Spotlight on the Camargue

The Camargue is the largest wetland in France, and the second largest delta in the Mediterranean region after the Nile delta. An emblematic site for France and Europe, the Camargue has been shaped by nature and human activities over the centuries during which it has developed a strong cultural identity and unique natural heritage.

The Camargue stretches over nearly 150,000 hectares between the gulfs of Aigues-Mortes and Fos, forming a triangular delta with the Mediterranean Sea at its base, along 80 km of sandy shores.

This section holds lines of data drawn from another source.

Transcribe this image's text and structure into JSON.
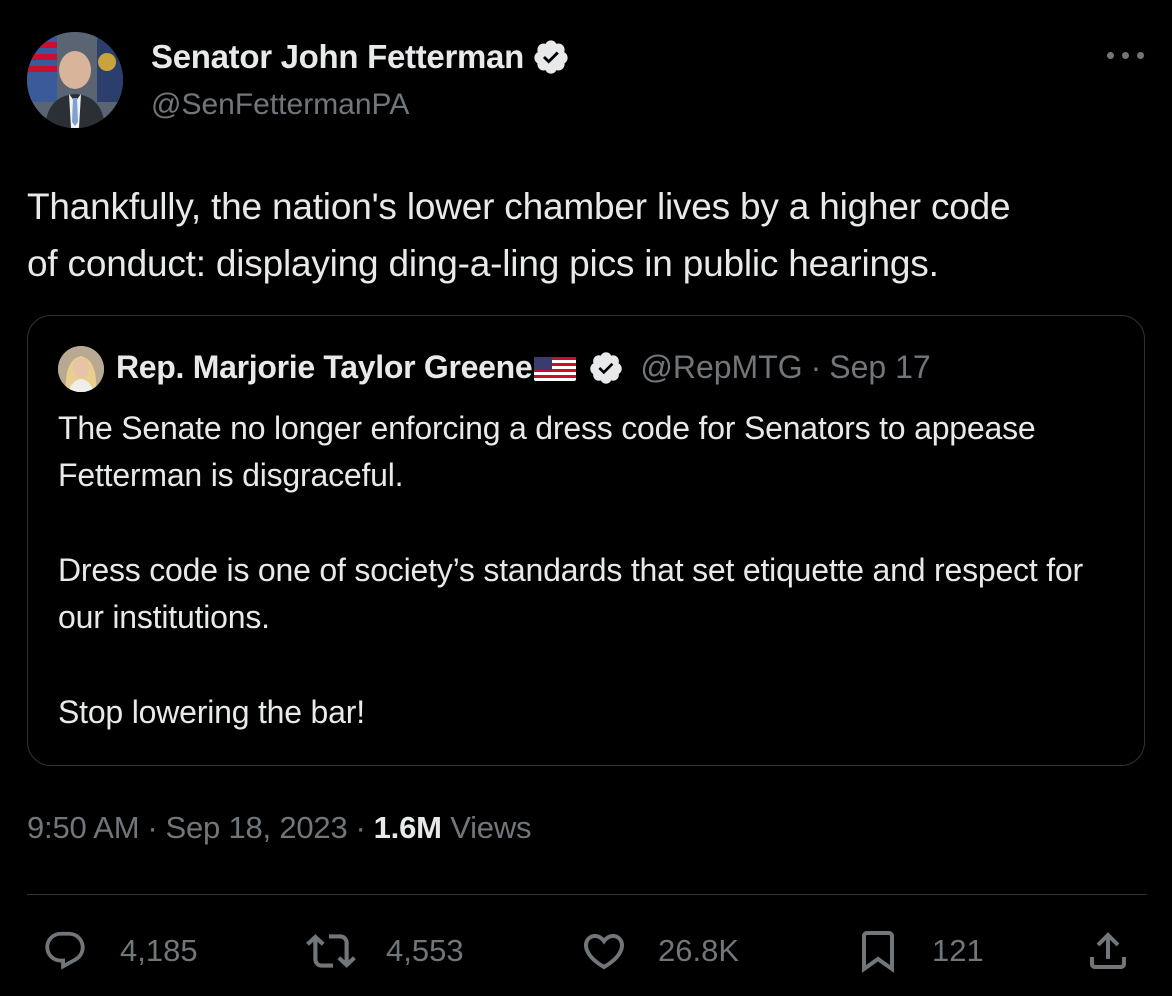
{
  "tweet": {
    "author_name": "Senator John Fetterman",
    "author_handle": "@SenFettermanPA",
    "text_line_1": "Thankfully, the nation's lower chamber lives by a higher code",
    "text_line_2": "of conduct: displaying ding-a-ling pics in public hearings."
  },
  "quoted_tweet": {
    "author_name": "Rep. Marjorie Taylor Greene",
    "author_handle": "@RepMTG",
    "separator": "·",
    "date": "Sep 17",
    "paragraphs": [
      "The Senate no longer enforcing a dress code for Senators to appease Fetterman is disgraceful.",
      "Dress code is one of society’s standards that set etiquette and respect for our institutions.",
      "Stop lowering the bar!"
    ]
  },
  "meta": {
    "time": "9:50 AM",
    "date": "Sep 18, 2023",
    "separator": "·",
    "views_count": "1.6M",
    "views_label": "Views"
  },
  "actions": {
    "replies": "4,185",
    "reposts": "4,553",
    "likes": "26.8K",
    "bookmarks": "121"
  },
  "icons": {
    "verified": "verified-badge-icon",
    "more": "more-options-icon",
    "reply": "reply-icon",
    "repost": "repost-icon",
    "like": "heart-icon",
    "bookmark": "bookmark-icon",
    "share": "share-icon",
    "flag": "us-flag-icon"
  },
  "colors": {
    "background": "#000000",
    "text_primary": "#e7e9ea",
    "text_secondary": "#71767b",
    "border": "#2f3336",
    "verified": "#1d9bf0"
  }
}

Its central channel, the River Rhone, splits into two branches near Arles: the Great Rhone, which discharges 85% of the water, and the Little Rhone, which only discharges 15%. The two arms of the river form the boundaries of the Ile de Camargue, bordered by the Petite Camargue to the west of the Little Rhone, and the Plan du Bourg area to the east of the Great Rhone, itself bordered by the steppe-like plain of the Crau, the former bed of the Durance River.

The Camargue hosts numerous animal and plant species. Vertebrates are represented by 75 species of fish, 15 amphibians, 6 reptiles, 32 mammals, and 412 birds, with 111 regularly nesting species. More than 1500 of the 4,700 species of flowering plants identified in France are found in the Camargue.

Over the last 150 years, especially since the diking of the Rhone was undertaken in 1869, the hydraulic functioning of the Delta has been profoundly modified by human activities, in particular for agricultural purposes (rice-growing) and salt production. These activities have led to considerable changes in the natural functioning of Camargue ecosystems.

The Camargue plays a major role for some bird species, harbouring most of their national breeding populations (Greater Flamingo, Collared Pratincole, Squacco Heron, Glossy Ibis, Eurasian Bittern), wintering populations (Mallard, Gadwall, Red-crested Pochard, Common Teal, Bewick’s Swan, Greater Spotted Eagle), or stopover populations (Pied Avocet, Kentish Plover, Curlew Sandpiper, Black Tern).